* _What you will do_
From the records below, give the number of lines that include the word "with". Add no other words.

* _Exercise materials_
+-------+
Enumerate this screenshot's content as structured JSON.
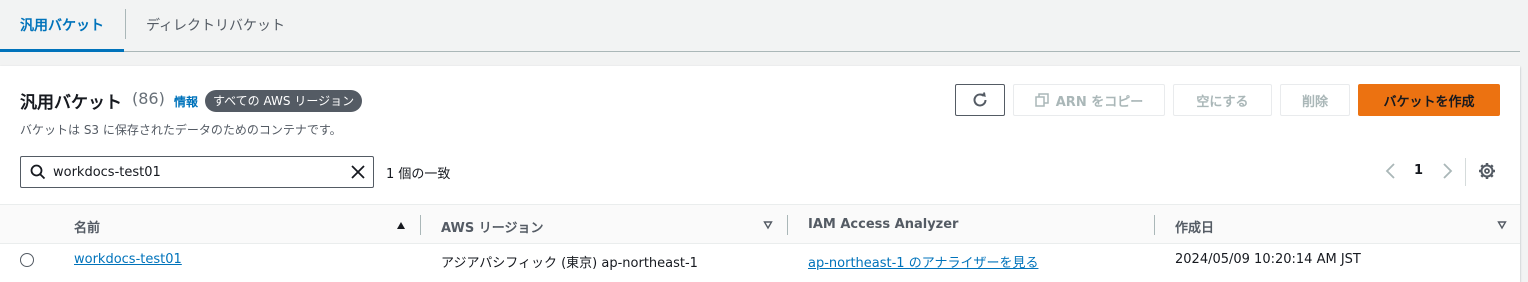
{
  "tabs": [
    {
      "label": "汎用バケット",
      "active": true
    },
    {
      "label": "ディレクトリバケット",
      "active": false
    }
  ],
  "header": {
    "title": "汎用バケット",
    "count": "(86)",
    "info": "情報",
    "region_badge": "すべての AWS リージョン",
    "description": "バケットは S3 に保存されたデータのためのコンテナです。"
  },
  "actions": {
    "refresh_icon": "refresh-icon",
    "copy_arn": "ARN をコピー",
    "empty": "空にする",
    "delete": "削除",
    "create": "バケットを作成"
  },
  "search": {
    "value": "workdocs-test01",
    "match_text": "1 個の一致"
  },
  "pagination": {
    "current_page": "1"
  },
  "table": {
    "columns": [
      "名前",
      "AWS リージョン",
      "IAM Access Analyzer",
      "作成日"
    ],
    "rows": [
      {
        "name": "workdocs-test01",
        "region": "アジアパシフィック (東京) ap-northeast-1",
        "analyzer": "ap-northeast-1 のアナライザーを見る",
        "created": "2024/05/09 10:20:14 AM JST"
      }
    ]
  },
  "colors": {
    "accent": "#0073bb",
    "primary_button": "#ec7211",
    "badge": "#545b64"
  }
}
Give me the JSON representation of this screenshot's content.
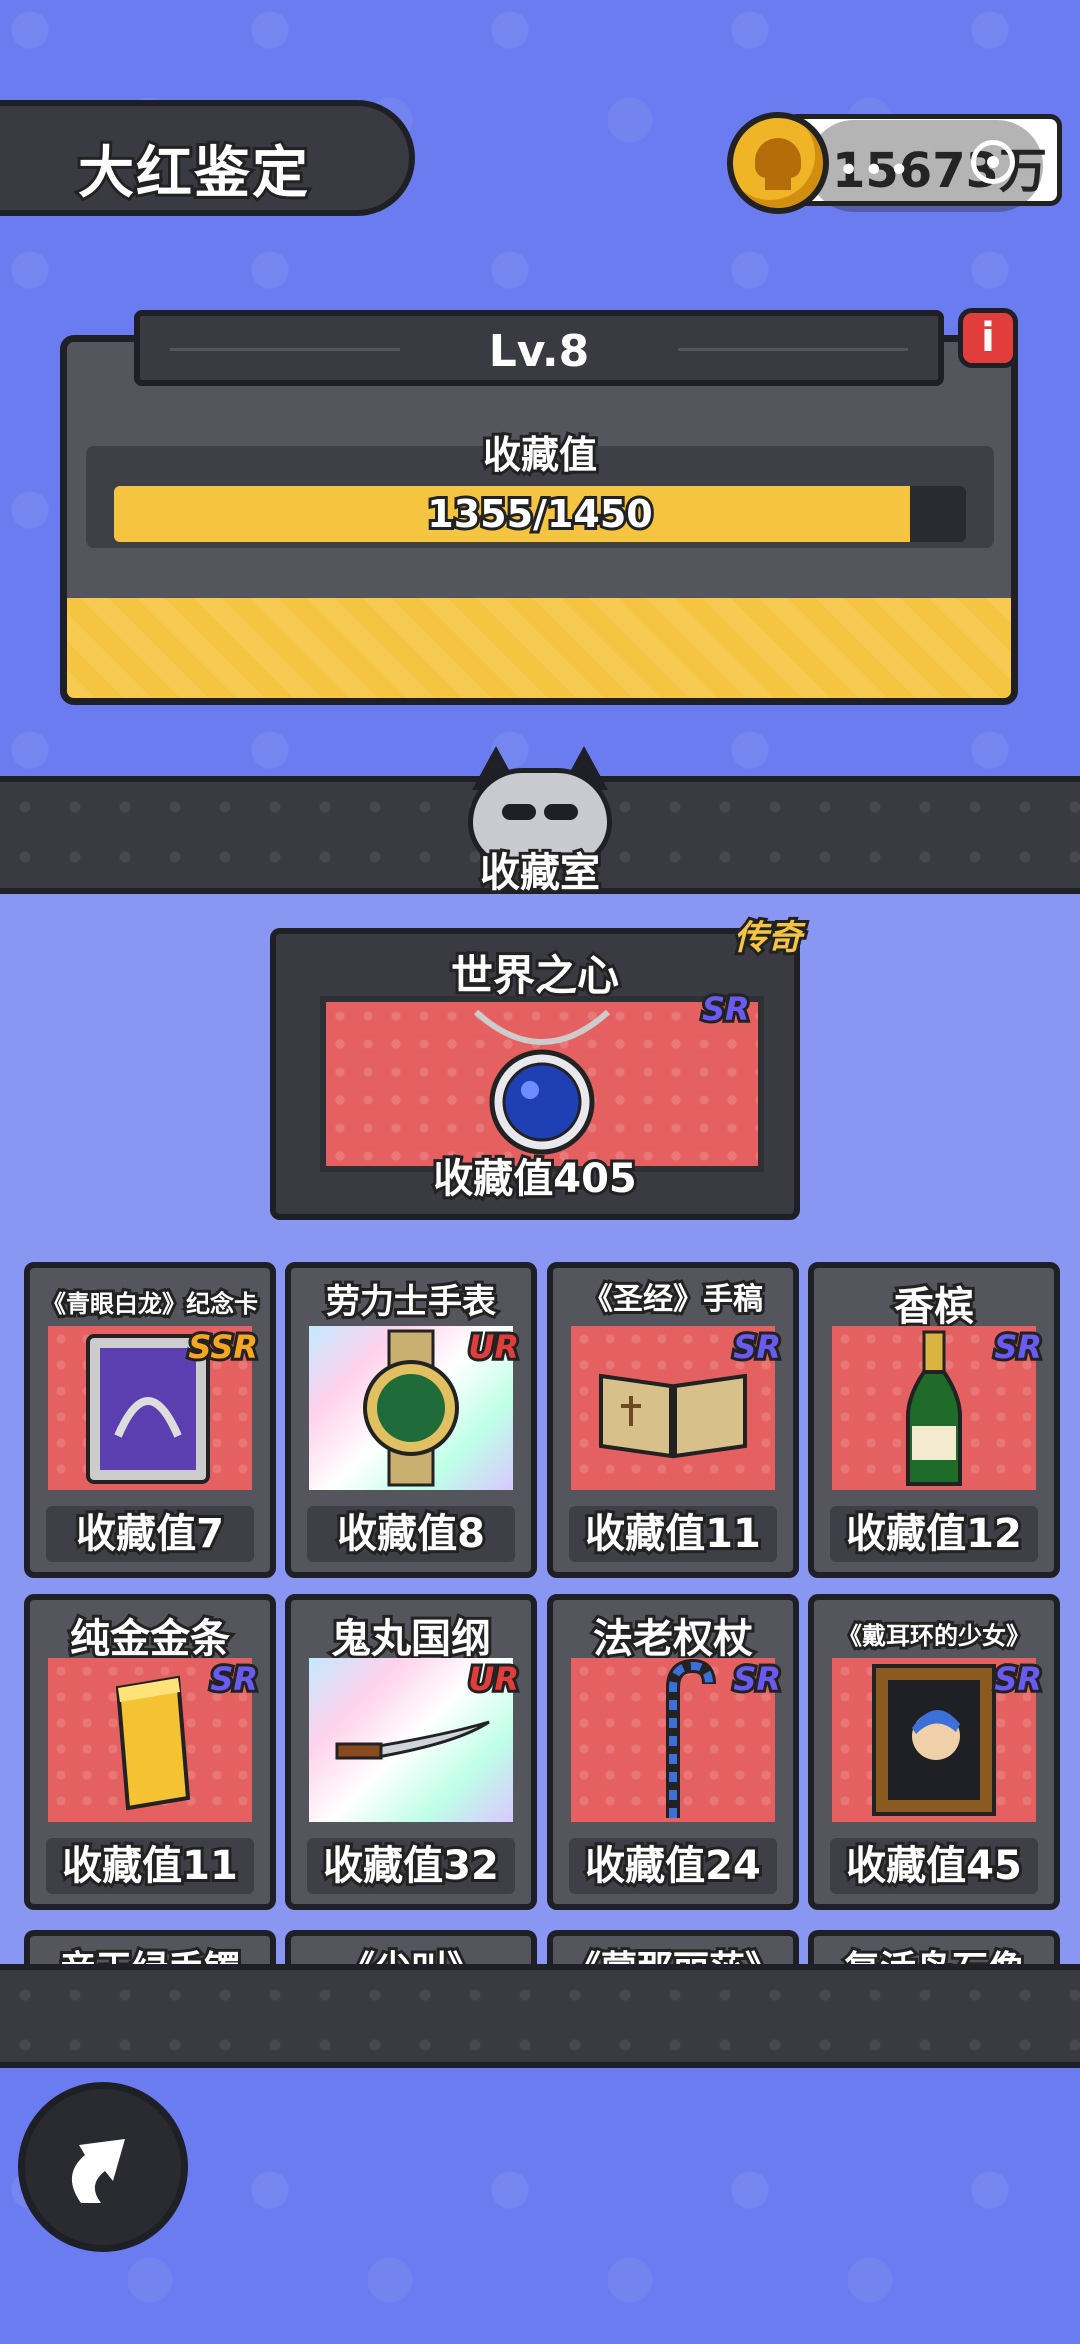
{
  "header": {
    "title": "大红鉴定",
    "coins": "15673万"
  },
  "level": {
    "label": "Lv.8",
    "collect_label": "收藏值",
    "progress_text": "1355/1450",
    "progress_fraction": 0.934
  },
  "room": {
    "title": "收藏室"
  },
  "featured": {
    "name": "世界之心",
    "tag": "传奇",
    "rarity": "SR",
    "value": "收藏值405"
  },
  "items": [
    {
      "name": "《青眼白龙》纪念卡",
      "rarity": "SSR",
      "value": "收藏值7"
    },
    {
      "name": "劳力士手表",
      "rarity": "UR",
      "value": "收藏值8"
    },
    {
      "name": "《圣经》手稿",
      "rarity": "SR",
      "value": "收藏值11"
    },
    {
      "name": "香槟",
      "rarity": "SR",
      "value": "收藏值12"
    },
    {
      "name": "纯金金条",
      "rarity": "SR",
      "value": "收藏值11"
    },
    {
      "name": "鬼丸国纲",
      "rarity": "UR",
      "value": "收藏值32"
    },
    {
      "name": "法老权杖",
      "rarity": "SR",
      "value": "收藏值24"
    },
    {
      "name": "《戴耳环的少女》",
      "rarity": "SR",
      "value": "收藏值45"
    }
  ],
  "peek_items": [
    "帝王绿手镯",
    "《尖叫》",
    "《蒙那丽莎》",
    "复活岛石像"
  ],
  "colors": {
    "background": "#6a7cf0",
    "accent_yellow": "#f5c542",
    "panel": "#3a3b42",
    "card_art": "#e56161"
  }
}
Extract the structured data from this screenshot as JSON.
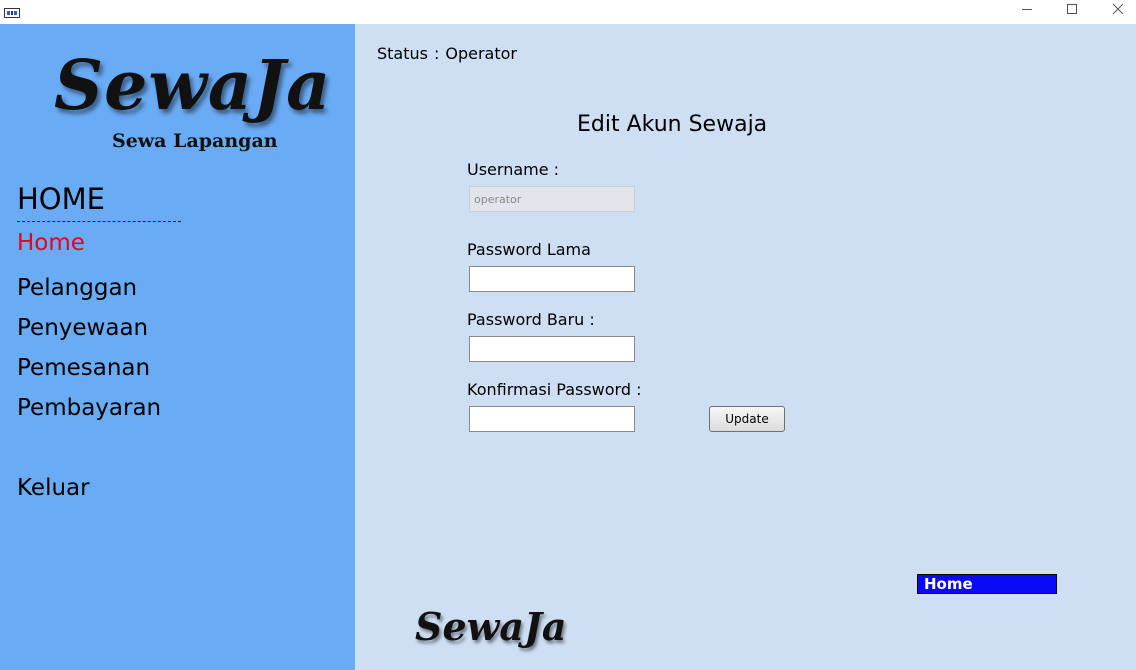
{
  "window": {
    "icons": {
      "app": "app-icon",
      "minimize": "minimize-icon",
      "maximize": "maximize-icon",
      "close": "close-icon"
    }
  },
  "sidebar": {
    "logo_title": "SewaJa",
    "logo_subtitle": "Sewa Lapangan",
    "header": "HOME",
    "items": [
      {
        "label": "Home",
        "active": true
      },
      {
        "label": "Pelanggan",
        "active": false
      },
      {
        "label": "Penyewaan",
        "active": false
      },
      {
        "label": "Pemesanan",
        "active": false
      },
      {
        "label": "Pembayaran",
        "active": false
      },
      {
        "label": "Keluar",
        "active": false
      }
    ],
    "active_color": "#e8001c",
    "background": "#6aabf5"
  },
  "main": {
    "status_label": "Status",
    "status_separator": ":",
    "status_value": "Operator",
    "form_title": "Edit Akun Sewaja",
    "fields": {
      "username_label": "Username :",
      "username_value": "operator",
      "old_password_label": "Password Lama",
      "new_password_label": "Password Baru :",
      "confirm_password_label": "Konfirmasi Password :"
    },
    "update_label": "Update",
    "home_badge": "Home",
    "footer_logo": "SewaJa",
    "background": "#cfdff3",
    "badge_color": "#0a0af5"
  }
}
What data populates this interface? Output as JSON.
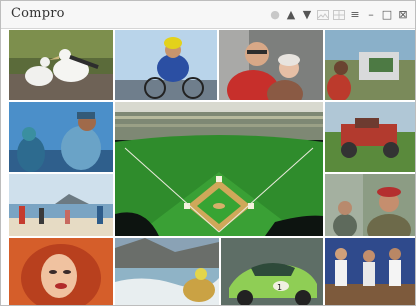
{
  "window": {
    "title": "Compro",
    "controls": [
      {
        "name": "record-icon",
        "glyph": "●"
      },
      {
        "name": "move-up-icon",
        "glyph": "▲"
      },
      {
        "name": "move-down-icon",
        "glyph": "▼"
      },
      {
        "name": "image-view-icon",
        "glyph": ""
      },
      {
        "name": "grid-view-icon",
        "glyph": ""
      },
      {
        "name": "menu-icon",
        "glyph": "≡"
      },
      {
        "name": "minimize-icon",
        "glyph": "–"
      },
      {
        "name": "maximize-icon",
        "glyph": "□"
      },
      {
        "name": "close-icon",
        "glyph": "⊠"
      }
    ]
  },
  "gallery": {
    "tiles": [
      {
        "name": "photo-seabirds",
        "subject": "two white seabirds on rocks"
      },
      {
        "name": "photo-cyclist",
        "subject": "cyclist in yellow helmet"
      },
      {
        "name": "photo-elderly-couple",
        "subject": "elderly man and woman"
      },
      {
        "name": "photo-surveyor",
        "subject": "man with survey equipment"
      },
      {
        "name": "photo-fishermen",
        "subject": "two people by the water"
      },
      {
        "name": "photo-baseball-stadium",
        "subject": "baseball stadium field"
      },
      {
        "name": "photo-farm-machinery",
        "subject": "red farm machinery"
      },
      {
        "name": "photo-beach-walkers",
        "subject": "people walking on a beach"
      },
      {
        "name": "photo-man-in-hat",
        "subject": "man in red hat"
      },
      {
        "name": "photo-woman-portrait",
        "subject": "woman with red hair"
      },
      {
        "name": "photo-rafting",
        "subject": "river rafting"
      },
      {
        "name": "photo-green-car",
        "subject": "green sports car"
      },
      {
        "name": "photo-runners",
        "subject": "runners racing"
      }
    ]
  }
}
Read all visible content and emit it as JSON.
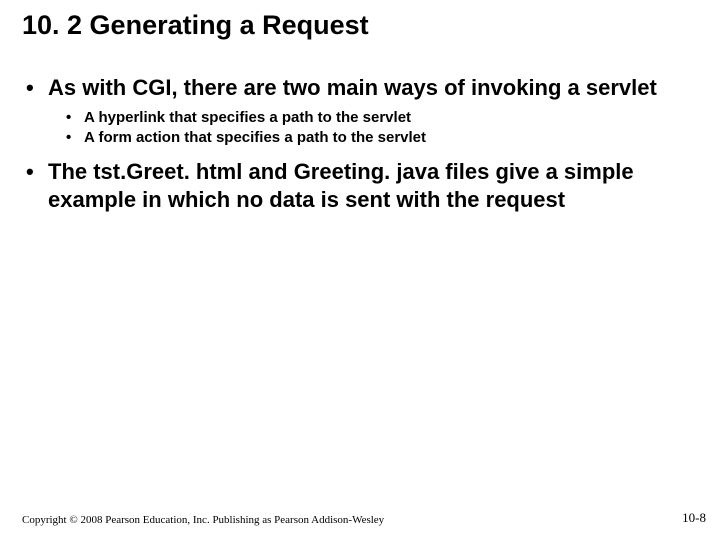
{
  "slide": {
    "title": "10. 2 Generating a Request",
    "bullets": [
      {
        "text": "As with CGI, there are two main ways of invoking a servlet",
        "sub": [
          "A hyperlink that specifies a path to the servlet",
          "A form action that specifies a path to the servlet"
        ]
      },
      {
        "text": "The tst.Greet. html and Greeting. java files give a simple example in which no data is sent with the request",
        "sub": []
      }
    ],
    "footer": {
      "copyright": "Copyright © 2008 Pearson Education, Inc. Publishing as Pearson Addison-Wesley",
      "page": "10-8"
    }
  }
}
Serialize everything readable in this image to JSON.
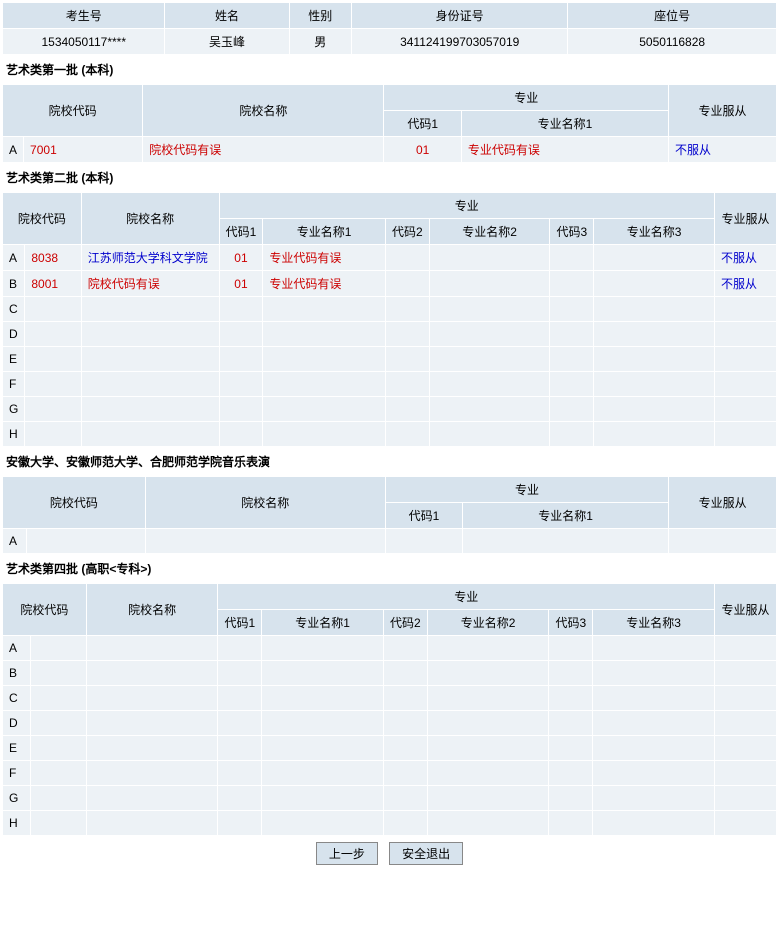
{
  "student": {
    "h_examno": "考生号",
    "h_name": "姓名",
    "h_gender": "性别",
    "h_idno": "身份证号",
    "h_seat": "座位号",
    "v_examno": "1534050117****",
    "v_name": "吴玉峰",
    "v_gender": "男",
    "v_idno": "341124199703057019",
    "v_seat": "5050116828"
  },
  "section1": {
    "title": "艺术类第一批 (本科)",
    "cols": {
      "schcode": "院校代码",
      "schname": "院校名称",
      "major_group": "专业",
      "code1": "代码1",
      "name1": "专业名称1",
      "obey": "专业服从"
    },
    "rows": [
      {
        "idx": "A",
        "schcode": "7001",
        "schname": "院校代码有误",
        "code1": "01",
        "name1": "专业代码有误",
        "obey": "不服从"
      }
    ]
  },
  "section2": {
    "title": "艺术类第二批 (本科)",
    "cols": {
      "schcode": "院校代码",
      "schname": "院校名称",
      "major_group": "专业",
      "code1": "代码1",
      "name1": "专业名称1",
      "code2": "代码2",
      "name2": "专业名称2",
      "code3": "代码3",
      "name3": "专业名称3",
      "obey": "专业服从"
    },
    "rows": [
      {
        "idx": "A",
        "schcode": "8038",
        "schname": "江苏师范大学科文学院",
        "code1": "01",
        "name1": "专业代码有误",
        "code2": "",
        "name2": "",
        "code3": "",
        "name3": "",
        "obey": "不服从"
      },
      {
        "idx": "B",
        "schcode": "8001",
        "schname": "院校代码有误",
        "code1": "01",
        "name1": "专业代码有误",
        "code2": "",
        "name2": "",
        "code3": "",
        "name3": "",
        "obey": "不服从"
      },
      {
        "idx": "C",
        "schcode": "",
        "schname": "",
        "code1": "",
        "name1": "",
        "code2": "",
        "name2": "",
        "code3": "",
        "name3": "",
        "obey": ""
      },
      {
        "idx": "D",
        "schcode": "",
        "schname": "",
        "code1": "",
        "name1": "",
        "code2": "",
        "name2": "",
        "code3": "",
        "name3": "",
        "obey": ""
      },
      {
        "idx": "E",
        "schcode": "",
        "schname": "",
        "code1": "",
        "name1": "",
        "code2": "",
        "name2": "",
        "code3": "",
        "name3": "",
        "obey": ""
      },
      {
        "idx": "F",
        "schcode": "",
        "schname": "",
        "code1": "",
        "name1": "",
        "code2": "",
        "name2": "",
        "code3": "",
        "name3": "",
        "obey": ""
      },
      {
        "idx": "G",
        "schcode": "",
        "schname": "",
        "code1": "",
        "name1": "",
        "code2": "",
        "name2": "",
        "code3": "",
        "name3": "",
        "obey": ""
      },
      {
        "idx": "H",
        "schcode": "",
        "schname": "",
        "code1": "",
        "name1": "",
        "code2": "",
        "name2": "",
        "code3": "",
        "name3": "",
        "obey": ""
      }
    ]
  },
  "section3": {
    "title": "安徽大学、安徽师范大学、合肥师范学院音乐表演",
    "cols": {
      "schcode": "院校代码",
      "schname": "院校名称",
      "major_group": "专业",
      "code1": "代码1",
      "name1": "专业名称1",
      "obey": "专业服从"
    },
    "rows": [
      {
        "idx": "A",
        "schcode": "",
        "schname": "",
        "code1": "",
        "name1": "",
        "obey": ""
      }
    ]
  },
  "section4": {
    "title": "艺术类第四批 (高职<专科>)",
    "cols": {
      "schcode": "院校代码",
      "schname": "院校名称",
      "major_group": "专业",
      "code1": "代码1",
      "name1": "专业名称1",
      "code2": "代码2",
      "name2": "专业名称2",
      "code3": "代码3",
      "name3": "专业名称3",
      "obey": "专业服从"
    },
    "rows": [
      {
        "idx": "A",
        "schcode": "",
        "schname": "",
        "code1": "",
        "name1": "",
        "code2": "",
        "name2": "",
        "code3": "",
        "name3": "",
        "obey": ""
      },
      {
        "idx": "B",
        "schcode": "",
        "schname": "",
        "code1": "",
        "name1": "",
        "code2": "",
        "name2": "",
        "code3": "",
        "name3": "",
        "obey": ""
      },
      {
        "idx": "C",
        "schcode": "",
        "schname": "",
        "code1": "",
        "name1": "",
        "code2": "",
        "name2": "",
        "code3": "",
        "name3": "",
        "obey": ""
      },
      {
        "idx": "D",
        "schcode": "",
        "schname": "",
        "code1": "",
        "name1": "",
        "code2": "",
        "name2": "",
        "code3": "",
        "name3": "",
        "obey": ""
      },
      {
        "idx": "E",
        "schcode": "",
        "schname": "",
        "code1": "",
        "name1": "",
        "code2": "",
        "name2": "",
        "code3": "",
        "name3": "",
        "obey": ""
      },
      {
        "idx": "F",
        "schcode": "",
        "schname": "",
        "code1": "",
        "name1": "",
        "code2": "",
        "name2": "",
        "code3": "",
        "name3": "",
        "obey": ""
      },
      {
        "idx": "G",
        "schcode": "",
        "schname": "",
        "code1": "",
        "name1": "",
        "code2": "",
        "name2": "",
        "code3": "",
        "name3": "",
        "obey": ""
      },
      {
        "idx": "H",
        "schcode": "",
        "schname": "",
        "code1": "",
        "name1": "",
        "code2": "",
        "name2": "",
        "code3": "",
        "name3": "",
        "obey": ""
      }
    ]
  },
  "buttons": {
    "prev": "上一步",
    "exit": "安全退出"
  }
}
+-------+
* _Answer section_
4